The researchers are recruiting Saskatchewan residents over the age of 16 to participate in the SaskWell service, a 10-week program connecting users to evidence-based weekly wellness tips and resources. The service’s goal is to support individuals in building positive coping and self-care skills.

Interested participants can sign up for the service by texting ‘JOIN’ to 759355, by clicking https://mtxt.io/besaskwell, or by calling a toll-free number (1-855-237-5934).

The program is a collaboration between USask researchers and the Centre for Addiction and Mental Health in Toronto, Ont. The SaskWell research team’s patient co-investigator is Tyler Moss, a professional patient advocate and staff member of the Western College of Veterinary Medicine’s Department of Veterinary Pathology.

The project is designed to provide supportive mental health messaging.

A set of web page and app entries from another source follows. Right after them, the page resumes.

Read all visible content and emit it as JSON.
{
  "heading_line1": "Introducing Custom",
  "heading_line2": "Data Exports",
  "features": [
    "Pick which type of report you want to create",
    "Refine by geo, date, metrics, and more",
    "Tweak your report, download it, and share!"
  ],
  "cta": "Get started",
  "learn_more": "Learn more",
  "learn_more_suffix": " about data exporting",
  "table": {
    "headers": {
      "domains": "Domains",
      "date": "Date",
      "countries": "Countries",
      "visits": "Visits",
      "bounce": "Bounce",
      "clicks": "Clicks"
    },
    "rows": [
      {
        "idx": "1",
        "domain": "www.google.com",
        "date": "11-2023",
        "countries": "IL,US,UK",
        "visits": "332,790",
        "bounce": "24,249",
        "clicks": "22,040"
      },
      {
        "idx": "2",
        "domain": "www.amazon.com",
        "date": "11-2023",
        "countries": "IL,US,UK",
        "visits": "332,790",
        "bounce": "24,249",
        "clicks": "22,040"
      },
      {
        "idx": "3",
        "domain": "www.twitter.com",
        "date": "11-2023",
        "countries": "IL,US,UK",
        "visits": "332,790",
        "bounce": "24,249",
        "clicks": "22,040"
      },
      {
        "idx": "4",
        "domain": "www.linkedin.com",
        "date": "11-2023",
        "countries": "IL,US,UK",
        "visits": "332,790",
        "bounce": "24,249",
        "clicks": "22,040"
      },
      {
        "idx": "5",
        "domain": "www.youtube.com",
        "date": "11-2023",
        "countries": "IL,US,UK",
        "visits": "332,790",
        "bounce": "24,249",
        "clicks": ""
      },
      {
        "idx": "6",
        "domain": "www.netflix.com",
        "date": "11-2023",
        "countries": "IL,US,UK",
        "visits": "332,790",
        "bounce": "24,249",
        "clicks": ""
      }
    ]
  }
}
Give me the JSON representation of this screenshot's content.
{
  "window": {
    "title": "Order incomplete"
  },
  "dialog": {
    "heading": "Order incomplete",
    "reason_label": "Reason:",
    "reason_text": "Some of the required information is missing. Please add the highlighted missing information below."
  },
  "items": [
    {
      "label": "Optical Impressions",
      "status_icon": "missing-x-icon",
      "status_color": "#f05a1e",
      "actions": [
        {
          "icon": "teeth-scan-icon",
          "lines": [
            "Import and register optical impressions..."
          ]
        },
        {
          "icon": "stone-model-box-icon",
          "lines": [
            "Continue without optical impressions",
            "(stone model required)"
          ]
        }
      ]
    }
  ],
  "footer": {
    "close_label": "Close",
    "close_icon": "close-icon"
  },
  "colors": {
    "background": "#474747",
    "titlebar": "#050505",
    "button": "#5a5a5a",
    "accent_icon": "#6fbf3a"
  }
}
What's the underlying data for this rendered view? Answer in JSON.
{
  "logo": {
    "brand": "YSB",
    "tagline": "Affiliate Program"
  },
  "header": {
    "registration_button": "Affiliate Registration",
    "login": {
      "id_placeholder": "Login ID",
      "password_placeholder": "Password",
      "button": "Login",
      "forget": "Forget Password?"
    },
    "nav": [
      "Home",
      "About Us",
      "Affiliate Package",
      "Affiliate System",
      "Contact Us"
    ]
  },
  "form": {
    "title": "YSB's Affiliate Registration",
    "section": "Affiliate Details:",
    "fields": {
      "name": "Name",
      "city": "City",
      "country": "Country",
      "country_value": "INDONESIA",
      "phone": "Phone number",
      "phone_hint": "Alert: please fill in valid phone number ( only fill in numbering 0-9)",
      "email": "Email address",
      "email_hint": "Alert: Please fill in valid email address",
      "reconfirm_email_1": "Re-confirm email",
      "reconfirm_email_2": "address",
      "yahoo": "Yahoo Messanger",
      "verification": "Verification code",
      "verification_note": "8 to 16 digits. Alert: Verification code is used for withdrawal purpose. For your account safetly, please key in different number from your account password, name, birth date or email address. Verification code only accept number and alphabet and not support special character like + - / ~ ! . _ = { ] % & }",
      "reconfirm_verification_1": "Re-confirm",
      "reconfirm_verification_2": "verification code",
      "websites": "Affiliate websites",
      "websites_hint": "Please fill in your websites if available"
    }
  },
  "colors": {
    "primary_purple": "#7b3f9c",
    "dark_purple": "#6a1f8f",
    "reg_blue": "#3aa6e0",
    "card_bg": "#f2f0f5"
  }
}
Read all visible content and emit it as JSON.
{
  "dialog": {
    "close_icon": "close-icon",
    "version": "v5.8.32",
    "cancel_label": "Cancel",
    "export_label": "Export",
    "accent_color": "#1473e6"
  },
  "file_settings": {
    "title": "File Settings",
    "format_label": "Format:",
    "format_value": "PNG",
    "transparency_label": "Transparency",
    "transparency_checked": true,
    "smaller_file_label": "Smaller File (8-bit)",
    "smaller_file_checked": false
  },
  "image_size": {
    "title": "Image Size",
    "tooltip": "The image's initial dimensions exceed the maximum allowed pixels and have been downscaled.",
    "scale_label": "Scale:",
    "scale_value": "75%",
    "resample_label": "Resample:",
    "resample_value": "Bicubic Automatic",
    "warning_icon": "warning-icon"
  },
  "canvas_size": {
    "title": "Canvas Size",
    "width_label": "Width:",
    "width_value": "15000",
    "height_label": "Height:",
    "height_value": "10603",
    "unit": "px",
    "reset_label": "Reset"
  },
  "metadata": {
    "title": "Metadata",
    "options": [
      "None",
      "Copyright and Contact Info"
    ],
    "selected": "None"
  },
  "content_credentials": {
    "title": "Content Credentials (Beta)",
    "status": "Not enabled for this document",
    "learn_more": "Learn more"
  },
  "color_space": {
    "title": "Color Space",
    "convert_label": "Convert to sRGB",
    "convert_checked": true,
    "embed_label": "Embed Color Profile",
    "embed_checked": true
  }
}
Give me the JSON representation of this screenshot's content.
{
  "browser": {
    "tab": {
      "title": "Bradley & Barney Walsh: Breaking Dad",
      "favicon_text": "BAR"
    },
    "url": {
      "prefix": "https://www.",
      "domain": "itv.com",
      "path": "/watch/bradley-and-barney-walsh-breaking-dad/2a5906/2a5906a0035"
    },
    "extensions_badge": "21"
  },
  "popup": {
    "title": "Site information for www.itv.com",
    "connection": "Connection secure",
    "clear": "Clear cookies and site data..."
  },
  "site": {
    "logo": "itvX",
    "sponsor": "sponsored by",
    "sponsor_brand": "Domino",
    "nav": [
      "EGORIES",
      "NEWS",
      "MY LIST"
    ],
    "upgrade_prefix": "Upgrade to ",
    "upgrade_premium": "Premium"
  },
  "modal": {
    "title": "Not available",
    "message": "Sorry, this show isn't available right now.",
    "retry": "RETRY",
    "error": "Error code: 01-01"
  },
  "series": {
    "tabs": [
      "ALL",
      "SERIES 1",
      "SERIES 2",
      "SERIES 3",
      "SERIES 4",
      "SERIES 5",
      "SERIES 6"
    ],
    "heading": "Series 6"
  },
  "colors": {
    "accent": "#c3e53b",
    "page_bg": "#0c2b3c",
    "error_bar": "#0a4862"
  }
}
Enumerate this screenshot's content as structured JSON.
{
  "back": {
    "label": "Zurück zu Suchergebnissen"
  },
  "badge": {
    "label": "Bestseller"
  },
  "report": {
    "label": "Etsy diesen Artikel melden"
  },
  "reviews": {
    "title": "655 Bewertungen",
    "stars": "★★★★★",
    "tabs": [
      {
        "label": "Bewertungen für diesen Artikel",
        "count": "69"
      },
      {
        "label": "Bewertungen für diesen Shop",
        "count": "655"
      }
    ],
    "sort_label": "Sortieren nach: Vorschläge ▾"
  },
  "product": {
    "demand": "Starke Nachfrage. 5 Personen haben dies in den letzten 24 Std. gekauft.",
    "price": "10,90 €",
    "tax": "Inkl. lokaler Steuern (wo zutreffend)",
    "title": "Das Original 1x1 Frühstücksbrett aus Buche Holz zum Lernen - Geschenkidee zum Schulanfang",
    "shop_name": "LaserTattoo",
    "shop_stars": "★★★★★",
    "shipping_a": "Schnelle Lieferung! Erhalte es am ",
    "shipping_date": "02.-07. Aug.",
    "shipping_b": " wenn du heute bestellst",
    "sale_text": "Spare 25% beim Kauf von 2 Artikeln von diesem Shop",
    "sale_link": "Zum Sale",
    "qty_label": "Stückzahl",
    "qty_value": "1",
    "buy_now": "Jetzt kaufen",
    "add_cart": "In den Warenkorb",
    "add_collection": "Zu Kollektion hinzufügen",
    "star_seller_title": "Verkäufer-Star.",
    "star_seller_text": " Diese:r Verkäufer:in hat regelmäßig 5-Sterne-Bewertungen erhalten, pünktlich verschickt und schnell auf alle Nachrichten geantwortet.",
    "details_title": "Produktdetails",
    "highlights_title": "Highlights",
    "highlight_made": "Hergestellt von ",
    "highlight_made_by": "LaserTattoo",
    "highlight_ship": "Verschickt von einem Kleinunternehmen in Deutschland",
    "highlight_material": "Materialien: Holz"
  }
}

It includes resources to combat misinformation, replacing a surplus of information noise with positive mental health directives, resources and supports.

At a time when a barrage of misinformation on social media — described as an “infodemic”— is adding to the mental strain of coping with pandemic-related stressors such as job loss and social isolation, text messaging from trusted health care sources with evidence-based information is an opportunity to enhance wellness, says Risling.

The texting project will also use short polls to engage citizens, enabling the team to respond quickly to evolving pandemic challenges and information needs.

With files from USask Research Profile and Impact.

Share this story